|Krzysztof Urbanski stands by as Gary Ginstling talks about 2015-16.|
Music director Krzysztof Urbanski, who added to his international luster the other day when he received the Leonard Bernstein Prize, a German award linked to the Schleswig-Holstein Music Festival, spoke of dreams come true here.
One of them will be the opportunity to work with Emanuel Ax as soloist in a Beethoven piano concerto Sept. 18 and 19, when (unusually) the Classical Series will open before the traditional Opening Night Gala (which features Urbanski with Joshua Bell and Time for Three). Ax, long a popular guest artist here, was the soloist in a recorded set of Beethoven piano concertos Urbanski remembers purchasing in his teens — "one of the first music I bought," as the Polish maestro put it.

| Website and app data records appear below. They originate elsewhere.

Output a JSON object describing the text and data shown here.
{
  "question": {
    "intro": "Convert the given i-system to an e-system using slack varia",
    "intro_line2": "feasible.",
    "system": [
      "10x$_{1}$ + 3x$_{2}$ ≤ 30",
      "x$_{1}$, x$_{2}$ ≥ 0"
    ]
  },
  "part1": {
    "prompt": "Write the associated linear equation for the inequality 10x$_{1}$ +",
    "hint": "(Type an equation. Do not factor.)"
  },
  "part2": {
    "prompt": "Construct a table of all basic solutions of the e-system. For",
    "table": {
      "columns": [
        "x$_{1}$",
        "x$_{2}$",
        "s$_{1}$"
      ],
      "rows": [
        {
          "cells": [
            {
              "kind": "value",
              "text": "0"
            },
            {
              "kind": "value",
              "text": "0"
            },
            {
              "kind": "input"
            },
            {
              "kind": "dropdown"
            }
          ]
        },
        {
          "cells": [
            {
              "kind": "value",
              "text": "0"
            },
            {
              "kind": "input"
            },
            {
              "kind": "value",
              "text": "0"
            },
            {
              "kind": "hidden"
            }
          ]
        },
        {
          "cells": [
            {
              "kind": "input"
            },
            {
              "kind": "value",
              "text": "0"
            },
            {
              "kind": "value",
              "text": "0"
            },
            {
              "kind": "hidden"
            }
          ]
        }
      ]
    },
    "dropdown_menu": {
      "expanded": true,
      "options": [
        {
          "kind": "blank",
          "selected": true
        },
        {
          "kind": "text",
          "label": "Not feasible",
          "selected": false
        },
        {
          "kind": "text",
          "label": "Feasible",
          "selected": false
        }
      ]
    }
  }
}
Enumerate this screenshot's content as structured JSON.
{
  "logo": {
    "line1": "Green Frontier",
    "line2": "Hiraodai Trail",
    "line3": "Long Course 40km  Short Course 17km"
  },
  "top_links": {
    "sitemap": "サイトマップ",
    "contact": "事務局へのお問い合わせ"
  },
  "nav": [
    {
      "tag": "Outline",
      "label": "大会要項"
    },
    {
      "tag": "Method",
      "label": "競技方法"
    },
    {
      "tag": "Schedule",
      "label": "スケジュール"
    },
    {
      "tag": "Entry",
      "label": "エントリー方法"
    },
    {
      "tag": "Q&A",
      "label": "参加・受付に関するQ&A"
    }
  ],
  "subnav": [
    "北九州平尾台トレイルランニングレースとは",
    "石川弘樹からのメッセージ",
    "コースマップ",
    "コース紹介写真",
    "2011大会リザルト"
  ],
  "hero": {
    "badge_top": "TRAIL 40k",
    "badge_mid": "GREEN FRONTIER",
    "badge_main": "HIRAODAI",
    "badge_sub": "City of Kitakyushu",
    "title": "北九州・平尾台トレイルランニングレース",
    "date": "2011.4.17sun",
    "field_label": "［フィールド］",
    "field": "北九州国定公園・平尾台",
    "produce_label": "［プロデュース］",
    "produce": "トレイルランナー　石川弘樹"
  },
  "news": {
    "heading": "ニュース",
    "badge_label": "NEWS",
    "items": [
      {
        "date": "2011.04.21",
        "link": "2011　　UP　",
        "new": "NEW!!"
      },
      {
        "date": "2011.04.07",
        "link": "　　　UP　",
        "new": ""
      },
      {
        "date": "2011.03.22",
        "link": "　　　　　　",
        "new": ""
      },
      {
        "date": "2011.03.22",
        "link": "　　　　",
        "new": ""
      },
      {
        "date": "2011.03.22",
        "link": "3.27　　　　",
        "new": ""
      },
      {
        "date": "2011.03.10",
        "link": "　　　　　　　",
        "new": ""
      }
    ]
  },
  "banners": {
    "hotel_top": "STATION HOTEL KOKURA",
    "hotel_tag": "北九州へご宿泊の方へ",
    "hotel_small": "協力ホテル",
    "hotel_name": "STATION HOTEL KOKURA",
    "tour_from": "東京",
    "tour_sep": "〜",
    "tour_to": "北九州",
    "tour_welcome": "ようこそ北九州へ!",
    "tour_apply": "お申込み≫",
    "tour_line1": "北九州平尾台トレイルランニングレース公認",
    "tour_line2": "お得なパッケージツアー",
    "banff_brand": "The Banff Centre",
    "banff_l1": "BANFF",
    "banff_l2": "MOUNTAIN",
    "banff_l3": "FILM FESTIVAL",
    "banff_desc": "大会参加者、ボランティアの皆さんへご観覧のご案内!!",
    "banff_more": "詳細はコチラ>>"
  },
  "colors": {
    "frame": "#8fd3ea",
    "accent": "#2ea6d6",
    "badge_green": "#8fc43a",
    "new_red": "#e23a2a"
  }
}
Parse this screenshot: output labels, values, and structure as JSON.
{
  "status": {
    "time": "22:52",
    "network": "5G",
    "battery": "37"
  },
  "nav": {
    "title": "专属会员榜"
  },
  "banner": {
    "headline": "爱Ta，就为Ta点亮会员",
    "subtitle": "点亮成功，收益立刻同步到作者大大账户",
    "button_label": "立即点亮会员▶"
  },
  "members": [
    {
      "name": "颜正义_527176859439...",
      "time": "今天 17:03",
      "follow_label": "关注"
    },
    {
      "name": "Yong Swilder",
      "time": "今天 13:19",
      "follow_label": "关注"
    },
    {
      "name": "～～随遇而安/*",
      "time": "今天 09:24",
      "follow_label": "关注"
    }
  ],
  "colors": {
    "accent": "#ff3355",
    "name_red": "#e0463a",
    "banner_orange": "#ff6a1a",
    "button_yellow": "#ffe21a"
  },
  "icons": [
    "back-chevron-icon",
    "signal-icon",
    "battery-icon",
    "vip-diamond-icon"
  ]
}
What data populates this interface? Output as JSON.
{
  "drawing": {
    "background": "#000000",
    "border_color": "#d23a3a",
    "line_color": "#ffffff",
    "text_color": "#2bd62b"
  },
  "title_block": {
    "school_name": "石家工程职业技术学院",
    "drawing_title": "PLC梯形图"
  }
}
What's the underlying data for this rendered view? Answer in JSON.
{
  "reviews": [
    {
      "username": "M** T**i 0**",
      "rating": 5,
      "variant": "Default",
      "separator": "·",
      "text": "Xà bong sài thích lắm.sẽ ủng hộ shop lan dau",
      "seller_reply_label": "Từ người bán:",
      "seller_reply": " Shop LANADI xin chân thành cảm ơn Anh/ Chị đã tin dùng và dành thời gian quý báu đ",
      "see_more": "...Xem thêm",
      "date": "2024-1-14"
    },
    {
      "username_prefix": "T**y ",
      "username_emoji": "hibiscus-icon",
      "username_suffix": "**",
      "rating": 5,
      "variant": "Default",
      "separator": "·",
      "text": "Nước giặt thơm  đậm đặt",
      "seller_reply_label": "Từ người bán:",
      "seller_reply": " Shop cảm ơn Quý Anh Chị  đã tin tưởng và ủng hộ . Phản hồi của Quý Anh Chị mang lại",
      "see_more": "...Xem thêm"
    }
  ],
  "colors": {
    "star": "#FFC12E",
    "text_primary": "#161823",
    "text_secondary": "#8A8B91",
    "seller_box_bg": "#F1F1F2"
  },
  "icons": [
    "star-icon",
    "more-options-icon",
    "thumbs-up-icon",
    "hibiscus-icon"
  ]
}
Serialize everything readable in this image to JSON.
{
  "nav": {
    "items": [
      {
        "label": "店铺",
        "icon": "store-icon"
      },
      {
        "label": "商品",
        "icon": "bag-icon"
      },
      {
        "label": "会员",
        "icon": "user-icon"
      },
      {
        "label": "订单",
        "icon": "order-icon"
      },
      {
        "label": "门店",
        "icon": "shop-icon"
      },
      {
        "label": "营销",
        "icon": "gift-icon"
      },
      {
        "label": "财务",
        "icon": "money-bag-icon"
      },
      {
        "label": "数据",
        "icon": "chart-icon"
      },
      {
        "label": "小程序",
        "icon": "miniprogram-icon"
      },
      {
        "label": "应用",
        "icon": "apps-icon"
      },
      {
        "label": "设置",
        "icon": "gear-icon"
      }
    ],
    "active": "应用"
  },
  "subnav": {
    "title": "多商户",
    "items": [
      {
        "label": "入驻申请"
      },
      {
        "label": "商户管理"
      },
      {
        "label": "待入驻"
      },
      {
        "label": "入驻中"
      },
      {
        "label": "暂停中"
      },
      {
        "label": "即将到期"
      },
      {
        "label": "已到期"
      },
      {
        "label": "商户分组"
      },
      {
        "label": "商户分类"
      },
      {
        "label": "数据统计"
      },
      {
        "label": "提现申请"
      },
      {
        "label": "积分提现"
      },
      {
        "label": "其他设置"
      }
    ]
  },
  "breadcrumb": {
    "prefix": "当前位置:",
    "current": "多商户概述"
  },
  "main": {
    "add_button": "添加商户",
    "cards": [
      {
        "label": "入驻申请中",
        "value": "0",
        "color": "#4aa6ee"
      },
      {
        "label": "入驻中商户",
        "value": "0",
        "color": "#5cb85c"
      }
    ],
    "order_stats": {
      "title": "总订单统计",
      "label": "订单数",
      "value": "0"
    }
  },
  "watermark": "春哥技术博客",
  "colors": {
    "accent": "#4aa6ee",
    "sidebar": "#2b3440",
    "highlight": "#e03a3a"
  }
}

Besides Beethoven's "Emperor" Concerto, the program will contain Mozart's Symphony No. 40 in G minor. Known for his affinity for large-scale, important yet somewhat splashy pieces, Urbanski said he considers Mozart the most difficult composer to bring off well — hence his delay in challenging himself with the Austrian classicist. This will mark the first time Urbanski has conducted the ISO in Mozart, helping to fulfill one of his twin programming goals — to play what is good for the artistic development of the ISO and Urbanski himself. (The other goal is "diverse programming to meet the expectations of our audience.")
Other aspects of the new season that excite Urbanski:
*the chance to replicate here a collaboration with Dejan Lazic, a pianist he admires enormously, on the two Brahms piano concertos. Precedent for the two-weekend Brahms collaboration with Lazic came with the Trondheim, Norway, orchestra of which Urbanski is chief conductor.(Lazic attained some notoriety last year when he attempted to have the Washington Post remove from online a mixed review of a solo recital he gave in the capital long ago; he invoked the European Union's "right to be forgotten" strictures on social media.)
*the opportunity to combine "the two things I love the most: music and science" in "Out of This World," the annual, three-weekend midwinter festival that this time will also involve the Indianapolis Symphonic Choir and popular guest conductor Jun Markl, stretching from Jan. 22 through Feb. 6. Urbanski will conduct the outer two programs, one using music included on the Voyager "Golden Record" that has been going far out into space since 1977, the other honoring music from "2001: A Space Odyssey," the Stanley Kubrick film that Urbanski calls "one of the greatest movies I've ever seen." The Voyager program comprises two perpetually mind-blowing compositions, Beethoven's Fifth Symphony and Stravinsky's "Rite of Spring."
Also notable next season will be the ISO debut of Menahem Pressler, the nonagenarian pianist and distinguished professor of music at Indiana University; violinist Caroline Shaw, a Pulitzer Prize-winner whose new violin concerto is an ISO co-commission; an "Organ Spectacular" in April featuring soloist Paul Jacobs, and popular guest pianist Garrick Ohlsson in the only Urbanski-led program focusing on composers from his homeland (Chopin and Szymanowski), the season finale in June 2016.
|Zach De Pue introduces duo with Ahrim Kim.|
Ginstling also announced that there will be four "Happy Hour" concerts in 2015-16, as the string ensemble Time for Three continues its residency with the ISO; the continuation of the 317 Series taking HCT classical programs into the metropolitan area, with Duke Energy as the new title sponsor, in Hendricks County and Greenwood; and the 20th anniversary of the Metropolitan Youth Orchestra, newly armed with a title sponsorship from Roche Diagnostics.